According to the latest job report released by the Labor Department, the U.S. labor market remained strong in December, even as the Federal Reserve raised interest rates to the highest level in 15 years. Highlights from the report include:
👉 Non-farm payrolls: +223,000 (vs. +202,000 expected)
👉 Unemployment rate: 3.5% (vs. 3.7% expected)
👉 Average hourly earnings, month-over-month: +0.3% (vs. +0.4% expected)
👉 Average hourly earnings, year-over-year: +4.6% (vs. +5.0% expected)
Although the headline employment numbers have declined in recent months, hiring remains robust despite the Fed’s efforts to slow down significant job growth, which has placed upward pressure on wages and contributed to stubborn inflation. In December, average hourly earnings rose at a slightly lower pace of 0.3% from the revised 0.4% in November, while the annual gain in wages edged down to 4.6% from 4.8% the prior month.
Overall, the U.S. economy added 223,000 new positions in December, slightly more than the 200,000 jobs expected by Refinitiv economists, but marking the worst month for job creation in two years. Despite the slowdown in hiring, the unemployment rate unexpectedly fell to 3.5%.
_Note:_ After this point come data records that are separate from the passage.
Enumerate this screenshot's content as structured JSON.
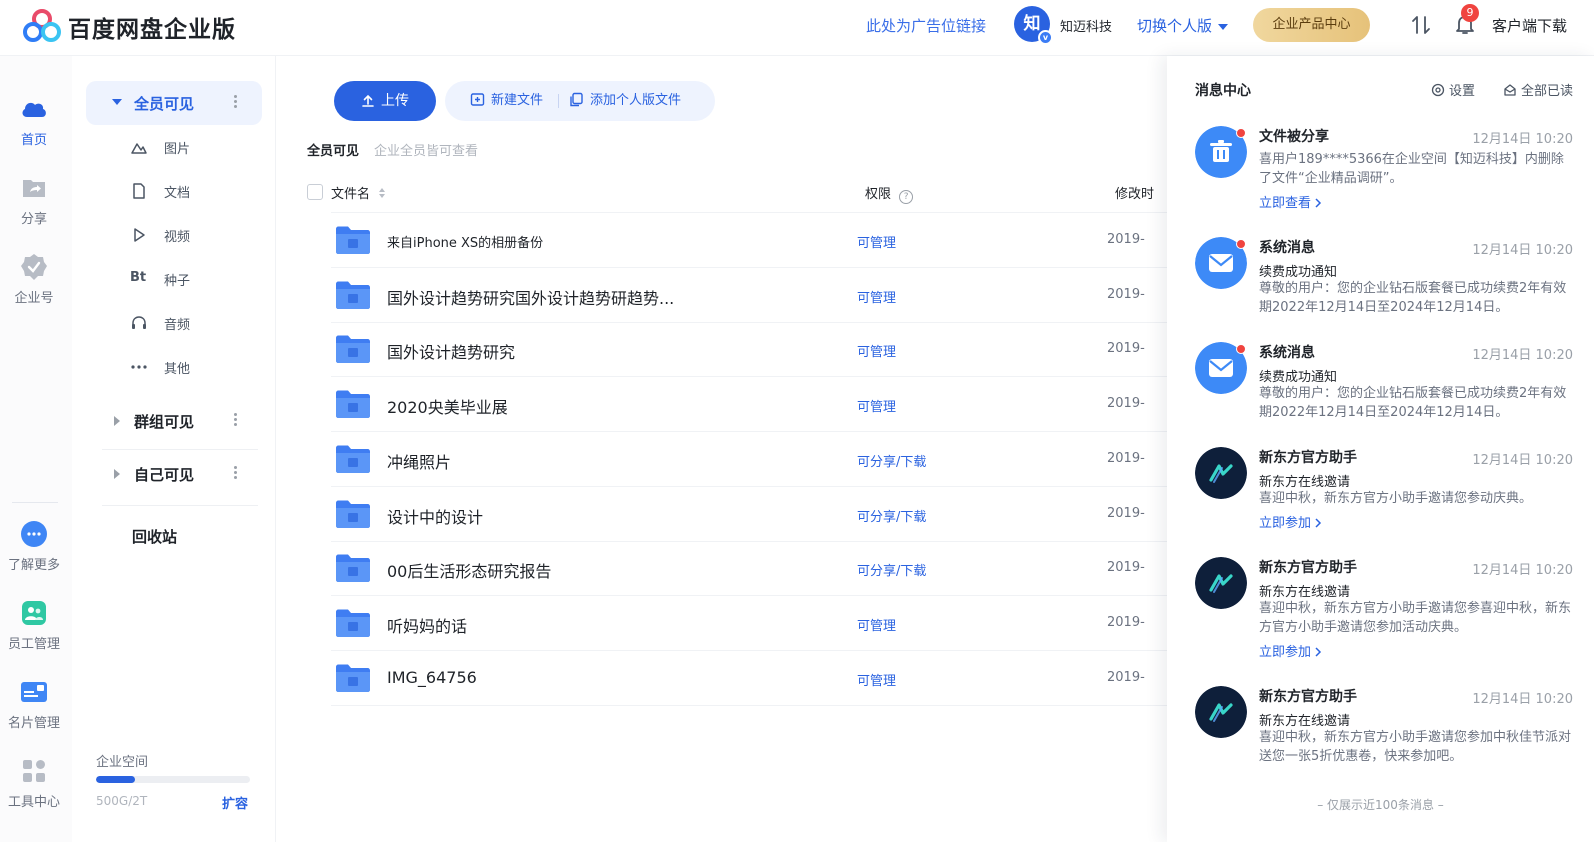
{
  "header": {
    "brand": "百度网盘企业版",
    "ad_link": "此处为广告位链接",
    "org_avatar_char": "知",
    "org_badge": "v",
    "org_name": "知迈科技",
    "switch_label": "切换个人版",
    "product_center": "企业产品中心",
    "notification_count": "9",
    "client_download": "客户端下载"
  },
  "rail": {
    "items": [
      {
        "label": "首页",
        "icon": "cloud-icon"
      },
      {
        "label": "分享",
        "icon": "share-folder-icon"
      },
      {
        "label": "企业号",
        "icon": "verified-badge-icon"
      },
      {
        "label": "了解更多",
        "icon": "chat-bubble-icon"
      },
      {
        "label": "员工管理",
        "icon": "people-icon"
      },
      {
        "label": "名片管理",
        "icon": "id-card-icon"
      },
      {
        "label": "工具中心",
        "icon": "apps-grid-icon"
      }
    ]
  },
  "categories": {
    "all_visible": "全员可见",
    "sub_items": [
      {
        "label": "图片",
        "icon": "image-icon"
      },
      {
        "label": "文档",
        "icon": "document-icon"
      },
      {
        "label": "视频",
        "icon": "video-icon"
      },
      {
        "label": "种子",
        "icon": "torrent-icon",
        "glyph": "Bt"
      },
      {
        "label": "音频",
        "icon": "headphones-icon"
      },
      {
        "label": "其他",
        "icon": "more-icon"
      }
    ],
    "group_visible": "群组可见",
    "self_visible": "自己可见",
    "recycle_bin": "回收站",
    "storage": {
      "label": "企业空间",
      "used_text": "500G/2T",
      "used_fraction": 0.25,
      "expand": "扩容"
    }
  },
  "toolbar": {
    "upload": "上传",
    "new_file": "新建文件",
    "add_personal": "添加个人版文件"
  },
  "scope": {
    "title": "全员可见",
    "subtitle": "企业全员皆可查看"
  },
  "table": {
    "col_name": "文件名",
    "col_perm": "权限",
    "col_modified": "修改时",
    "rows": [
      {
        "name": "来自iPhone XS的相册备份",
        "perm": "可管理",
        "date": "2019-",
        "small": true
      },
      {
        "name": "国外设计趋势研究国外设计趋势研趋势...",
        "perm": "可管理",
        "date": "2019-"
      },
      {
        "name": "国外设计趋势研究",
        "perm": "可管理",
        "date": "2019-"
      },
      {
        "name": "2020央美毕业展",
        "perm": "可管理",
        "date": "2019-"
      },
      {
        "name": "冲绳照片",
        "perm": "可分享/下载",
        "date": "2019-"
      },
      {
        "name": "设计中的设计",
        "perm": "可分享/下载",
        "date": "2019-"
      },
      {
        "name": "00后生活形态研究报告",
        "perm": "可分享/下载",
        "date": "2019-"
      },
      {
        "name": "听妈妈的话",
        "perm": "可管理",
        "date": "2019-"
      },
      {
        "name": "IMG_64756",
        "perm": "可管理",
        "date": "2019-"
      }
    ]
  },
  "messages": {
    "title": "消息中心",
    "settings": "设置",
    "read_all": "全部已读",
    "footer": "– 仅展示近100条消息 –",
    "items": [
      {
        "title": "文件被分享",
        "time": "12月14日 10:20",
        "sub": "",
        "body": "喜用户189****5366在企业空间【知迈科技】内删除了文件“企业精品调研”。",
        "link": "立即查看",
        "avatar": "trash-icon",
        "unread": true
      },
      {
        "title": "系统消息",
        "time": "12月14日 10:20",
        "sub": "续费成功通知",
        "body": "尊敬的用户：您的企业钻石版套餐已成功续费2年有效期2022年12月14日至2024年12月14日。",
        "link": "",
        "avatar": "mail-icon",
        "unread": true
      },
      {
        "title": "系统消息",
        "time": "12月14日 10:20",
        "sub": "续费成功通知",
        "body": "尊敬的用户：您的企业钻石版套餐已成功续费2年有效期2022年12月14日至2024年12月14日。",
        "link": "",
        "avatar": "mail-icon",
        "unread": true
      },
      {
        "title": "新东方官方助手",
        "time": "12月14日 10:20",
        "sub": "新东方在线邀请",
        "body": "喜迎中秋，新东方官方小助手邀请您参动庆典。",
        "link": "立即参加",
        "avatar": "xdf-logo-icon",
        "unread": false
      },
      {
        "title": "新东方官方助手",
        "time": "12月14日 10:20",
        "sub": "新东方在线邀请",
        "body": "喜迎中秋，新东方官方小助手邀请您参喜迎中秋，新东方官方小助手邀请您参加活动庆典。",
        "link": "立即参加",
        "avatar": "xdf-logo-icon",
        "unread": false
      },
      {
        "title": "新东方官方助手",
        "time": "12月14日 10:20",
        "sub": "新东方在线邀请",
        "body": "喜迎中秋，新东方官方小助手邀请您参加中秋佳节派对送您一张5折优惠卷，快来参加吧。",
        "link": "",
        "avatar": "xdf-logo-icon",
        "unread": false
      }
    ]
  },
  "colors": {
    "accent": "#2a62e0",
    "gold_button": "#e6c27a",
    "badge_red": "#f0443f"
  }
}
Mike Loewengart, head of model portfolio construction at Morgan Stanley Global Investment Office, commented on the report saying, “No doubt the labor market has been able to withstand prolonged rate hikes better than many expected. Remember though that monetary policy acts on a lag so it’s likely an if and not a when for a slowdown in hiring. The Fed minutes made it clear that rates will remain high for all of 2023, so investors should prepare for a bumpy ride.”